→ PROBLEM:
Within these entries, which lines include the string "room"? Copy each one.

→ Web page and app entries:
○ ○ ○ ○ ○

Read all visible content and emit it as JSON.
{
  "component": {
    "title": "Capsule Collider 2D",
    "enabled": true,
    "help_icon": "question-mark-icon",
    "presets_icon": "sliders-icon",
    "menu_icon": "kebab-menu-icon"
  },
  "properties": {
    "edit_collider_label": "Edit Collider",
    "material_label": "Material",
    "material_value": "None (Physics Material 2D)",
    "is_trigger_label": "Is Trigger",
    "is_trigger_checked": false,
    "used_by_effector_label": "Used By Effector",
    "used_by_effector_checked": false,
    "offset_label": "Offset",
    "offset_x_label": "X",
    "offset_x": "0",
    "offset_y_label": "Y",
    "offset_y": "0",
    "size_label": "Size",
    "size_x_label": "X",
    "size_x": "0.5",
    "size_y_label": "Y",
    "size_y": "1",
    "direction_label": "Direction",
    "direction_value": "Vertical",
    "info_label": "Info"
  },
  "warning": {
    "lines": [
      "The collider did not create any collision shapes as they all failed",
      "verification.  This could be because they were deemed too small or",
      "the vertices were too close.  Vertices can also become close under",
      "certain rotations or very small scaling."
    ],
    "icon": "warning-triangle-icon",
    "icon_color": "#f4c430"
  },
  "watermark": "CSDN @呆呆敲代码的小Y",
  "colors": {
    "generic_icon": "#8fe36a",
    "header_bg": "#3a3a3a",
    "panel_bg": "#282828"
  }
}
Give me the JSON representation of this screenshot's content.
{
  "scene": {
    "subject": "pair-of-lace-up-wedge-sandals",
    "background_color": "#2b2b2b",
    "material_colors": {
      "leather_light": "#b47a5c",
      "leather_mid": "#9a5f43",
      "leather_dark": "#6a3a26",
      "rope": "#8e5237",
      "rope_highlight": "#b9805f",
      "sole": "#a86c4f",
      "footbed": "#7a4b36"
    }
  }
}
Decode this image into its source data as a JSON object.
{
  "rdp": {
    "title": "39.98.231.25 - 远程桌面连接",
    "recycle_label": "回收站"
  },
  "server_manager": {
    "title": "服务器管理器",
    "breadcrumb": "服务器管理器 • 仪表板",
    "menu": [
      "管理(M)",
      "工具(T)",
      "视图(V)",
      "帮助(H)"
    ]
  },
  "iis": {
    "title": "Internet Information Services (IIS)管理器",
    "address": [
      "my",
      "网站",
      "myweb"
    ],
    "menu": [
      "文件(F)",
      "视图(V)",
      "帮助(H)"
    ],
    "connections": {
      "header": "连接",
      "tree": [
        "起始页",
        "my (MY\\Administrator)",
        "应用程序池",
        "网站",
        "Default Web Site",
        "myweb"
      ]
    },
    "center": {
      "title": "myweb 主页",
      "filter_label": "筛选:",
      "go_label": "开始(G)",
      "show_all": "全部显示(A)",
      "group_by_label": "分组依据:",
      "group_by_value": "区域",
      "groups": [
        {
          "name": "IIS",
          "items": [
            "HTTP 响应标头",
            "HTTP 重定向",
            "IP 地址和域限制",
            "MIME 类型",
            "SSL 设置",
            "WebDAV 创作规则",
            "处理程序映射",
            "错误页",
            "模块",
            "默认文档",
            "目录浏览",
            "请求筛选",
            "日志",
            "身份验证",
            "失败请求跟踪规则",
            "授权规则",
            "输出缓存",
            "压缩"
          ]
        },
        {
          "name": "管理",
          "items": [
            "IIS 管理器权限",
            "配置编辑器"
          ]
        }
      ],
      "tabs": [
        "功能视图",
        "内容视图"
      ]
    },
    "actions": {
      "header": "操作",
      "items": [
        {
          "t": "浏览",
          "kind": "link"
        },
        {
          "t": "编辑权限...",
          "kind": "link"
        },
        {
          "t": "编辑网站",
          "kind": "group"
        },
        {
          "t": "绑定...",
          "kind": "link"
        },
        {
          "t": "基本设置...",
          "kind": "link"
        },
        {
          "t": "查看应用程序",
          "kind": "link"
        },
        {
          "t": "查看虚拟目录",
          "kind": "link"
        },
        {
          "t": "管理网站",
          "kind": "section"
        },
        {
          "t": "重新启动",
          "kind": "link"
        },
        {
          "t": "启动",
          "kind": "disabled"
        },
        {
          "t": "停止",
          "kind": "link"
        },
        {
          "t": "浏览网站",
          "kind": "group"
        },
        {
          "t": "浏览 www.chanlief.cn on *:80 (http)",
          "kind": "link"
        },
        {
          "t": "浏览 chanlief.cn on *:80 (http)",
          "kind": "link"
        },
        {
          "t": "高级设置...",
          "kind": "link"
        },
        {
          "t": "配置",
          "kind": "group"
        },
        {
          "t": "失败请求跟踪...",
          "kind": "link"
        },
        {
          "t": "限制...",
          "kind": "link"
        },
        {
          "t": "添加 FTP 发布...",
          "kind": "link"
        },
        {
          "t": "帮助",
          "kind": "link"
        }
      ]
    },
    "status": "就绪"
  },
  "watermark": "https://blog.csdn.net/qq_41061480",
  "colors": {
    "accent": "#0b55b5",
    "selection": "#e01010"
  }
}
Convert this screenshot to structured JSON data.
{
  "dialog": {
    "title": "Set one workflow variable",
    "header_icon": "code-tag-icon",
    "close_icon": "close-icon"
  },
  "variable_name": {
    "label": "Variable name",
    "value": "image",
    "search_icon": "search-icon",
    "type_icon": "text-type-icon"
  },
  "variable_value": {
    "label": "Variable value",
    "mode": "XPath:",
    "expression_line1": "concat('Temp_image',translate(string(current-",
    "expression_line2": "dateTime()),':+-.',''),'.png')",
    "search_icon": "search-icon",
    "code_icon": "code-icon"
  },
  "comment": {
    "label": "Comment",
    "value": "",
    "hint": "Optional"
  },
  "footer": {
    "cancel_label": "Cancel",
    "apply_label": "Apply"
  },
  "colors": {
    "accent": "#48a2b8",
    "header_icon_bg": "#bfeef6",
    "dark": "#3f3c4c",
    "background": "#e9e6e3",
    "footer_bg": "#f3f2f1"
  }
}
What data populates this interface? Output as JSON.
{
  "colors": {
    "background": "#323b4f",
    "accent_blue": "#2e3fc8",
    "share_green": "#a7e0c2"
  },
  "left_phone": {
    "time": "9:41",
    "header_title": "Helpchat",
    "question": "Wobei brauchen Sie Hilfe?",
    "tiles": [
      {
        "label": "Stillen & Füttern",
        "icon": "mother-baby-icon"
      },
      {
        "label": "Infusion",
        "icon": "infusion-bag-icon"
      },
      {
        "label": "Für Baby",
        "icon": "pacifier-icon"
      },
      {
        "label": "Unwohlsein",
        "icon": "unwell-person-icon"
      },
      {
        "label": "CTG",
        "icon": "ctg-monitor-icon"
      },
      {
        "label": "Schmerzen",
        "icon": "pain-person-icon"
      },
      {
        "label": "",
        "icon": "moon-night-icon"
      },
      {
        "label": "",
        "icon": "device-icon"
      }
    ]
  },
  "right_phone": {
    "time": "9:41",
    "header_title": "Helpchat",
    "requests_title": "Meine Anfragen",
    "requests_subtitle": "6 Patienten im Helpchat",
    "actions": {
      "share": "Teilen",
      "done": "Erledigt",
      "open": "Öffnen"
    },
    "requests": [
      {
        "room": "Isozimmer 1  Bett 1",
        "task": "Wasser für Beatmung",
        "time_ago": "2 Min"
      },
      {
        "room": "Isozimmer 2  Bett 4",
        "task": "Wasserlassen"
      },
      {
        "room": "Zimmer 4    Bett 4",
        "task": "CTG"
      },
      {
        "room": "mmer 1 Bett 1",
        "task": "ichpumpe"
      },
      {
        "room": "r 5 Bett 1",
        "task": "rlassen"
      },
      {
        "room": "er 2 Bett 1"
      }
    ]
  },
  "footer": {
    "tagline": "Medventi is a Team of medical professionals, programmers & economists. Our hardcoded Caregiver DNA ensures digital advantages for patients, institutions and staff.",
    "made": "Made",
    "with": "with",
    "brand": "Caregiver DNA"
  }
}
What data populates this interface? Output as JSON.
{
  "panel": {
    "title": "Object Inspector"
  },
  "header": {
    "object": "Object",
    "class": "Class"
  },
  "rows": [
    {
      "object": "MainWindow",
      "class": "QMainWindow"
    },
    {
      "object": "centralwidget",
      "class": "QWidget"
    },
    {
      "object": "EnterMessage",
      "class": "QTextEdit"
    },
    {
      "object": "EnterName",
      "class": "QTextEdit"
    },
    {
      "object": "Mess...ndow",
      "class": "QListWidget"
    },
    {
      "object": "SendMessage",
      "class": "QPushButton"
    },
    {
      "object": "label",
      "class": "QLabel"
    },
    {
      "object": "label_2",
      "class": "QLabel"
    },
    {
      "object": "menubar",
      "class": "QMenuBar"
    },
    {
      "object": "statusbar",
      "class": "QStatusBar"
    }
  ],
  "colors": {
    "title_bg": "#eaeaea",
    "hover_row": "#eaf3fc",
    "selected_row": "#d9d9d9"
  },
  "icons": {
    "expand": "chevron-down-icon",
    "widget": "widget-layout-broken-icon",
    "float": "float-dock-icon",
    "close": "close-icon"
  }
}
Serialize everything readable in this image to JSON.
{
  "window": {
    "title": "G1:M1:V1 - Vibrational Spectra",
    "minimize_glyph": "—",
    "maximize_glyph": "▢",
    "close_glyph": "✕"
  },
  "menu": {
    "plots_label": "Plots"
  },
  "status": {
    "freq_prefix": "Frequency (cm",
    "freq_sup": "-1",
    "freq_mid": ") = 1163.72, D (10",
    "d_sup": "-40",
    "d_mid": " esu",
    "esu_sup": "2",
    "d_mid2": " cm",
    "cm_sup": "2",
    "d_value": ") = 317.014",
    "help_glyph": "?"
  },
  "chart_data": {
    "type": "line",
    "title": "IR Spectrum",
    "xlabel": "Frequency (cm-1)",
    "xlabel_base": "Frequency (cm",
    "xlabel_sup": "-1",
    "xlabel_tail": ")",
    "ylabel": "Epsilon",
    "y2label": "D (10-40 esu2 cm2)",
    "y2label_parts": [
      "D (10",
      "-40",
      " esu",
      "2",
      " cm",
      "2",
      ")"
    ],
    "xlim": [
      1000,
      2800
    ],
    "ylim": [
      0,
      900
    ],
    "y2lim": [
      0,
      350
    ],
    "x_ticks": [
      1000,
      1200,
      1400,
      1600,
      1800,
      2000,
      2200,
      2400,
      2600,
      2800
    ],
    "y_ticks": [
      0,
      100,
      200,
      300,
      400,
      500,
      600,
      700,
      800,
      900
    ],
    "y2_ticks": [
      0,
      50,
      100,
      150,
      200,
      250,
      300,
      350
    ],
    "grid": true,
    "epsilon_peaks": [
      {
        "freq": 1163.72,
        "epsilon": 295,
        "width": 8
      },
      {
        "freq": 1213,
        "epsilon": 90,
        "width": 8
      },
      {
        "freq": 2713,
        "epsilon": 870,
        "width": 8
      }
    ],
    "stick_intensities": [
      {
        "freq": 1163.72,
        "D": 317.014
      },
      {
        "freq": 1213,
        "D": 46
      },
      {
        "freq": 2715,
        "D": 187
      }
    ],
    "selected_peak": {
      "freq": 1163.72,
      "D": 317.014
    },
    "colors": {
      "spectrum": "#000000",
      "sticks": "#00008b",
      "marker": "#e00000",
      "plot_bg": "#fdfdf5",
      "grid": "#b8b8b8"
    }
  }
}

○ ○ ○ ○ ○

→ RESPONSE BOX:
        "room": "Isozimmer 1  Bett 1",
        "room": "Isozimmer 2  Bett 4",
        "room": "Zimmer 4    Bett 4",
        "room": "mmer 1 Bett 1",
        "room": "r 5 Bett 1",
        "room": "er 2 Bett 1"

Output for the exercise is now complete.